» Exercise objective
Go through the data below and work out how many lines contain "description"; the answer is the number alone.
※ ※ ※
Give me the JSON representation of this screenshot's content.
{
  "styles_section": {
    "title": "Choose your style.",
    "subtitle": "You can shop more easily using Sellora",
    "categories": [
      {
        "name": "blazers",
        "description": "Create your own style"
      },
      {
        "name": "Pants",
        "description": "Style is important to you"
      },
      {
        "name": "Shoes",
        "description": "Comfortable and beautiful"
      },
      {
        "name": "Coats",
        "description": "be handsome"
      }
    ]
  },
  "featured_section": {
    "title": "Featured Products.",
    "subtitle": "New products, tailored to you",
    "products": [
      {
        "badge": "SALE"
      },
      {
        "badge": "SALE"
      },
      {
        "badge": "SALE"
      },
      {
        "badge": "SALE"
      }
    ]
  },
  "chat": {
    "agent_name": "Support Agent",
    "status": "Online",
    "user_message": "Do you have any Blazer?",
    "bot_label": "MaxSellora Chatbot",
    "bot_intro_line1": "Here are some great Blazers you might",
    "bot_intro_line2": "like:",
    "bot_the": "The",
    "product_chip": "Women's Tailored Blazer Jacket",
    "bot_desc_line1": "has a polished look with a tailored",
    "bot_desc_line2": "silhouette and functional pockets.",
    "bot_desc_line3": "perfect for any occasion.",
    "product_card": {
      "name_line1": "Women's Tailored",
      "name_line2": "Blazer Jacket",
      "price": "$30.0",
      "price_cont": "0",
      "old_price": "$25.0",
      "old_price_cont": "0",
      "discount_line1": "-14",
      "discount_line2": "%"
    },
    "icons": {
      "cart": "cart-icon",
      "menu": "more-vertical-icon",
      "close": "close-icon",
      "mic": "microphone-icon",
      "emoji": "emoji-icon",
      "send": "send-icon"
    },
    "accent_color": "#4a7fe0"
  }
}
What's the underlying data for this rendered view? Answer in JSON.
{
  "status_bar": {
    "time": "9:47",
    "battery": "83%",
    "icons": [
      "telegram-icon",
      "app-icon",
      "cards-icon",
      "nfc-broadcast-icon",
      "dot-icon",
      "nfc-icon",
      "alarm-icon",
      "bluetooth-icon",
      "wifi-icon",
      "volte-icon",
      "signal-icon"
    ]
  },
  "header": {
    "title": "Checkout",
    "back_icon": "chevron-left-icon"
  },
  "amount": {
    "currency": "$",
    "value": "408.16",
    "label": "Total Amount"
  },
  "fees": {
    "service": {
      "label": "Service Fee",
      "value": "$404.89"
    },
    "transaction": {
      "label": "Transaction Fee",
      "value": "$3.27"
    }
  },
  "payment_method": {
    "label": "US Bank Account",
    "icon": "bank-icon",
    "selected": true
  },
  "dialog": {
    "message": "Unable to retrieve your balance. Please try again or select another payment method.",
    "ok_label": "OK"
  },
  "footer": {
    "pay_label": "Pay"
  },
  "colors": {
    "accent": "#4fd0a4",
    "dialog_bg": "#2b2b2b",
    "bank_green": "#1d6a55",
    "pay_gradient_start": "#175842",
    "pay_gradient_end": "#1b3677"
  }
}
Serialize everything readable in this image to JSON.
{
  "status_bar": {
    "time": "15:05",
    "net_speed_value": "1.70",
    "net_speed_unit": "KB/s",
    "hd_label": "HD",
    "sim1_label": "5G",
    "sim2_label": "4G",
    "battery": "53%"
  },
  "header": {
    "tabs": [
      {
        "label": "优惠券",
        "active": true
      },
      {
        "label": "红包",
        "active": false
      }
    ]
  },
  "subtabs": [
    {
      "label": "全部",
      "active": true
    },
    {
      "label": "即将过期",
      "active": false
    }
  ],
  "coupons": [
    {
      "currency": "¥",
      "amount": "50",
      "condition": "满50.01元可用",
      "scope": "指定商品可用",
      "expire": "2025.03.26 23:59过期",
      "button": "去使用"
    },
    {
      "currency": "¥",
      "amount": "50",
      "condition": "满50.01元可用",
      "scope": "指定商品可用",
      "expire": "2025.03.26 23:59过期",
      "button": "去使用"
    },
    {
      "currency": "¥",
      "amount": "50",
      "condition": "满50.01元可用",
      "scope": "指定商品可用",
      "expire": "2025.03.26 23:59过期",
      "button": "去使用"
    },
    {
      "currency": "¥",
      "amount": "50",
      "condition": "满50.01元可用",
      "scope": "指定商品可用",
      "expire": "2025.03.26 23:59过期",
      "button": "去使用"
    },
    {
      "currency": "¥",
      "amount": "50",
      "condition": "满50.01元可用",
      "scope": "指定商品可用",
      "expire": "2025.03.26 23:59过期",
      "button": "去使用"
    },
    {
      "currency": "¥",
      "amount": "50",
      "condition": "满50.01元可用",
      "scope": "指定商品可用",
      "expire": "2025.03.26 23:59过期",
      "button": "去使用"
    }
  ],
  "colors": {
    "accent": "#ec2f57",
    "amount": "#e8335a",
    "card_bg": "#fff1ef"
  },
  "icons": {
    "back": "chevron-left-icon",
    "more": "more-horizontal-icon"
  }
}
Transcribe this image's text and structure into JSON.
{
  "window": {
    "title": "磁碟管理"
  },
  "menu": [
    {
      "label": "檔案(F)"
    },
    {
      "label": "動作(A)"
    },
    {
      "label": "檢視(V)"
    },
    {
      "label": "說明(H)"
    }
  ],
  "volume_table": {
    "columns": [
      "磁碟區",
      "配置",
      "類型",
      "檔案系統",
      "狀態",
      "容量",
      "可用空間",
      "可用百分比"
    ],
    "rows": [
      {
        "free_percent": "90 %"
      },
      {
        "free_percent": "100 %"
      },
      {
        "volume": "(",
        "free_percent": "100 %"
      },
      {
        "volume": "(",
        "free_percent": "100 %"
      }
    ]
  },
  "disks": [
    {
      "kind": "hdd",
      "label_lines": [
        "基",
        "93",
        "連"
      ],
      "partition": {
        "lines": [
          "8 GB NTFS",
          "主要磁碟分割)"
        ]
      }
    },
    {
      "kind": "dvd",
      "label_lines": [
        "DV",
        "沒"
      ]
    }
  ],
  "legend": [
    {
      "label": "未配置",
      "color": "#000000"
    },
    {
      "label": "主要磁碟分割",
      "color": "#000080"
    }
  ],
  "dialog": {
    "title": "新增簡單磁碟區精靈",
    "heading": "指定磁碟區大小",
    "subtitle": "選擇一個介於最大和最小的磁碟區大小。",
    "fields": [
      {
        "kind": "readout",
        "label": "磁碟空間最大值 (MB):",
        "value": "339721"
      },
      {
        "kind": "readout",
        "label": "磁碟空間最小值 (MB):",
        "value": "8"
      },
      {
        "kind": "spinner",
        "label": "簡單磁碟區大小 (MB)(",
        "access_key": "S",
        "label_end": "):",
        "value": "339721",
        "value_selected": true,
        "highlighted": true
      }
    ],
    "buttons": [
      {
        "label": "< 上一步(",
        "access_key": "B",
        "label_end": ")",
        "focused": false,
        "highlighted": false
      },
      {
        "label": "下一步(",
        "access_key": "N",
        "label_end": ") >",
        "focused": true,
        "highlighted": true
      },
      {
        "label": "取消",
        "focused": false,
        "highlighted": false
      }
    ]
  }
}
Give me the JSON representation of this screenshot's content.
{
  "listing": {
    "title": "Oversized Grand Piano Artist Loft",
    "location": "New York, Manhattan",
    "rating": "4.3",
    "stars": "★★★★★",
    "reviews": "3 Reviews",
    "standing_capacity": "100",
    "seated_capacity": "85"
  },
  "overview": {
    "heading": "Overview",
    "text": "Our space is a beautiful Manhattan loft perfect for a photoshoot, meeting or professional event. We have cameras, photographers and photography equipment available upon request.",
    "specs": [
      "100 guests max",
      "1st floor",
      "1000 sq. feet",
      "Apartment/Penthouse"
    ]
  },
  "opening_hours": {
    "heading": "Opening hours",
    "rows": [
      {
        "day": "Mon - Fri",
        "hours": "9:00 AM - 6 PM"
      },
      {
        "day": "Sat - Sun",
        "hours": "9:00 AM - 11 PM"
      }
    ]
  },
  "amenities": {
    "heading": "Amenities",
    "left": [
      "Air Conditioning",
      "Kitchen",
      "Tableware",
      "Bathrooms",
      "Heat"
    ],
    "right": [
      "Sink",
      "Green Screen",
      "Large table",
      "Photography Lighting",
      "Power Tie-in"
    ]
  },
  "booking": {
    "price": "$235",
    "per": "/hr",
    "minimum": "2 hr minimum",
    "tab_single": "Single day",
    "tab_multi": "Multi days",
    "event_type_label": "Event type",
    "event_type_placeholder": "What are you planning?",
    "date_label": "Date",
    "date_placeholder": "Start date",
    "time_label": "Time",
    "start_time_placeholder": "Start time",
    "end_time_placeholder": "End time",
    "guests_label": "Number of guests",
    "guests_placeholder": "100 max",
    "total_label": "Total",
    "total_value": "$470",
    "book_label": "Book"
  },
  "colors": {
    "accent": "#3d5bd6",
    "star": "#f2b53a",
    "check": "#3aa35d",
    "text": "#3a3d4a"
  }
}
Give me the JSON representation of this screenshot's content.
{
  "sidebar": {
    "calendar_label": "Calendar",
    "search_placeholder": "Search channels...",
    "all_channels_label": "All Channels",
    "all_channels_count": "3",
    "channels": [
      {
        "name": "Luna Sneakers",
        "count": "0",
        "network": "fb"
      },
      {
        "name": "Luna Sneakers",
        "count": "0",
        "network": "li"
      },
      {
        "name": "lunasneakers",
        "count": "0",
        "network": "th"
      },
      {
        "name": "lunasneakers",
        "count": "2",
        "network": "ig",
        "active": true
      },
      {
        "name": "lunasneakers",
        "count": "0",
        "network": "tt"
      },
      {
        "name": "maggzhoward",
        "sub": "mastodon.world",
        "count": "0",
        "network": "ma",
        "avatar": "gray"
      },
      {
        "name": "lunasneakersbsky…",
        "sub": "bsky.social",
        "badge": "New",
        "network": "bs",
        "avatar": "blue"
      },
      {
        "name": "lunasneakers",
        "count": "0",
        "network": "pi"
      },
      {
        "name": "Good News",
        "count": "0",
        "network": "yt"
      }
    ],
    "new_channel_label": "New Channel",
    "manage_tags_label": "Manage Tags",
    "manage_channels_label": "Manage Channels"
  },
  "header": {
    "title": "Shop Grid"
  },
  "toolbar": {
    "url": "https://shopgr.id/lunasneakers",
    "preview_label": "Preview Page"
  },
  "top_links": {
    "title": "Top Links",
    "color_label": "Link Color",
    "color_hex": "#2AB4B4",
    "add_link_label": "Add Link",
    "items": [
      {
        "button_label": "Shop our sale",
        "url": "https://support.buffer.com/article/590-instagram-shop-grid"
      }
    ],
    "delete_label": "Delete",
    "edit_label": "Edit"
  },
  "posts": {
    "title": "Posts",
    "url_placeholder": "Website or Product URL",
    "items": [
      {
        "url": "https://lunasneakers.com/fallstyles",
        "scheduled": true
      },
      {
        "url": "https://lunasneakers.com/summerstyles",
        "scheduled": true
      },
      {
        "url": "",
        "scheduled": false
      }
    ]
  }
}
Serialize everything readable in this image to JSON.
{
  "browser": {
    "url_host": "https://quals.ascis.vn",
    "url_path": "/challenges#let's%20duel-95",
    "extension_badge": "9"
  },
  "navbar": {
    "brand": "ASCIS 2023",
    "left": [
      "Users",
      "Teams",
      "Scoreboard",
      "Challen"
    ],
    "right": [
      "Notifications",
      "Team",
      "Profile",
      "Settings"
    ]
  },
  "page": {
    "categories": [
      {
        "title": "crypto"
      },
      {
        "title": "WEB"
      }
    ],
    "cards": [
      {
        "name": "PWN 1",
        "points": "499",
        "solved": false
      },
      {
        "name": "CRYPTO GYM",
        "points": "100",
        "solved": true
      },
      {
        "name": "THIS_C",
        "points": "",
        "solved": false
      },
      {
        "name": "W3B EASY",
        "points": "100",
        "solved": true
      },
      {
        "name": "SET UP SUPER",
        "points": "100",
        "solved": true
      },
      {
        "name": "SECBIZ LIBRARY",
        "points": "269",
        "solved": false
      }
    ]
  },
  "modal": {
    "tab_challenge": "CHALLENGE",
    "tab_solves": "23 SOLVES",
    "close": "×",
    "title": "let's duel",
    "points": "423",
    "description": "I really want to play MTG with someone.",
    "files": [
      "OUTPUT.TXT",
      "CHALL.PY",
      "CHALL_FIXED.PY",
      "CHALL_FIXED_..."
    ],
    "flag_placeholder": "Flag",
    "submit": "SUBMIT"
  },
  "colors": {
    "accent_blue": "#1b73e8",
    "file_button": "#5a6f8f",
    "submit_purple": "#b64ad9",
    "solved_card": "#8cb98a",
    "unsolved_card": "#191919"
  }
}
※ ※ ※
» Answer box
5